Why you should listen
Al Seckel takes great delight in visual illusions and the brain mechanics that they reveal. A cognitive neuroscientist who until 2005 was at the California Institute of Technology, he is the author of many books and articles and has compiled several eye tricks calendars. Seckel has designed interactive museum exhibits around the world that allow visitors to play with illusions and understand how they work.
He is a noted lecturer, a member of the Edge Foundation, a founder of the Southern California Skeptics, a campaigner against the teaching of creationism in public schools -- and co-creator of the Darwin Fish. Since leaving Caltech in 2005 to pursue writing and his own research, he has continued his work in spatial imagery with psychology researchers at Harvard.
Watch his 2010 talk from TEDxUSC: "[Y]Our Mind's Eye" >>
What others say
"Al Seckel is acknowledged as one of the world's leading authorities on illusions." — Edge.org
Al Seckel’s TED talks
Can you reverse her direction of rotation? Cognitive Daily at ScienceBlogs took a reader poll and found that two-thirds saw the silhouetted woman rotating clockwise. About the same number were able to reverse her direction. Those who initially saw the woman rotating counter-clockwise found it easier to reverse her direction — much as the Necker […]Continue reading
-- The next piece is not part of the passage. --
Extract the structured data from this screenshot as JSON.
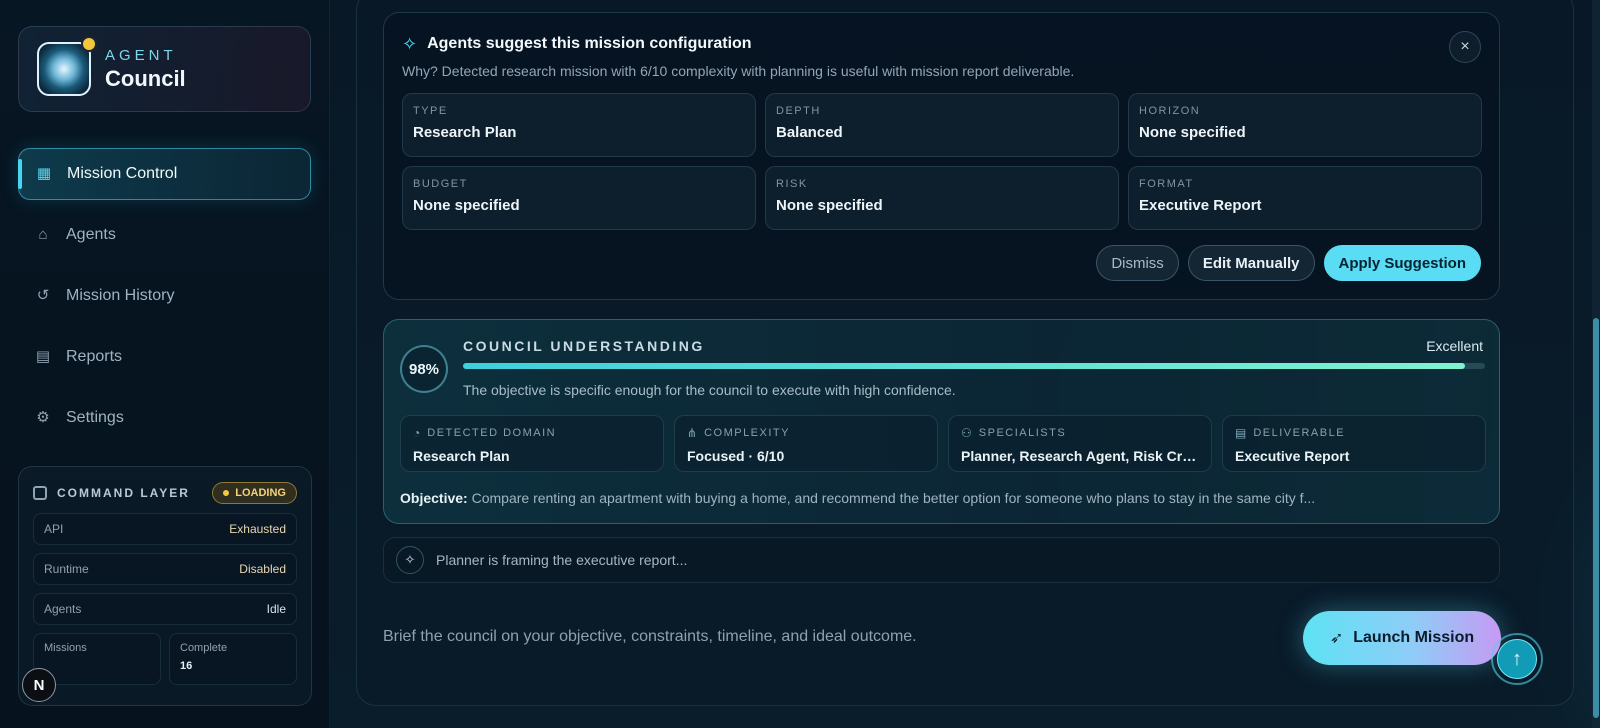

Filmmaker and animator David O’Reilly (who came up with the concept for iHologram) has noticed an interesting property in this animated GIF: He writes: While working in 3D last year, I discovered this optical illusion: A large grid seen rotating at a certain speed will appear to group itself into smaller grids, spinning independently. See […]Continue reading